excepting the thirteenths. An isolated « yri » is very difficult to pronounce, without an additional, fugitive, faint vowel :  [ j i r i ].

However in practice, this is not even necessary, since each fraction posseeds a numerator.  Example : BQQ   YQQQQ ,

one hundred thirteenty-thousandths, ba yru  [ ba jru ].  By binding to the preceeding vowel, no-more pronunciation problem.

Similary e.g.  bo yra  or  be yri  pose no difficulties at all. Alone by  bi yri   – y after i –   i is perceptibly lengthened  [ bi : ri ].

1.2.  In so-called unplain fractions, the denominator is expressed in UNN by two or more syllabels. The only difficulty by the

unplain fractions is to distinguish, for example, one hundred sixty-fourth and the plain fraction one hundred sixty quarters.

By unplain fractions, if the ones-digit of the numerator equals zero, one however adds the syllabel -qi, signaling the unit .

Indeed e.g.  BSQ / F, base fri, one hundred sixty quarters is not identical to  BQQ  / SF, ba sefri, one hundred sixty-fourth.

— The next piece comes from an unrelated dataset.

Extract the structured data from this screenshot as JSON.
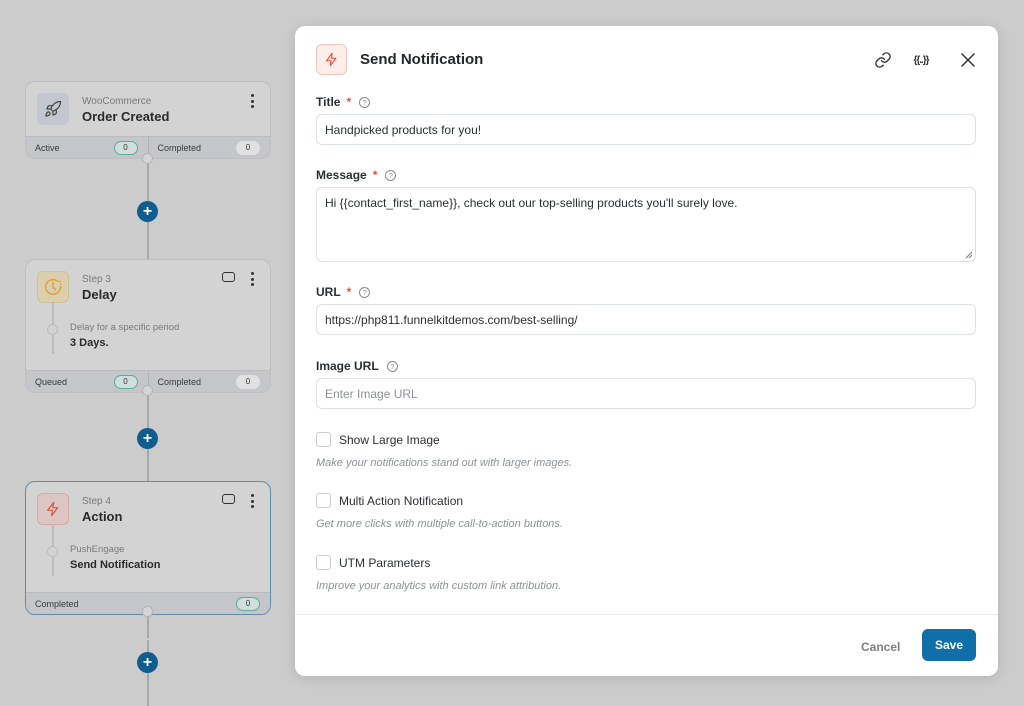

If the appropriated prosody may be able to avoid confusions, to say  baqi sefri  excudes all ambiguities.  That's good style.

This elegant and effective proceeding is also indicated by integers with a following fraction, even with a plain fraction :

Thus,  baqi bi fri,  BQQ B / F is one hundred units and a quarter, in opposite to  babi fri,  BQB / F,  one hundred one quarters.

1.3.  There are no difficulties by composed fractions with an integer main denominator,

1.4.  nor by composed fractions with a fraction as main denominator. Simply, the main fraction is expressed by le, divided by.



This page is online since 2007, March 04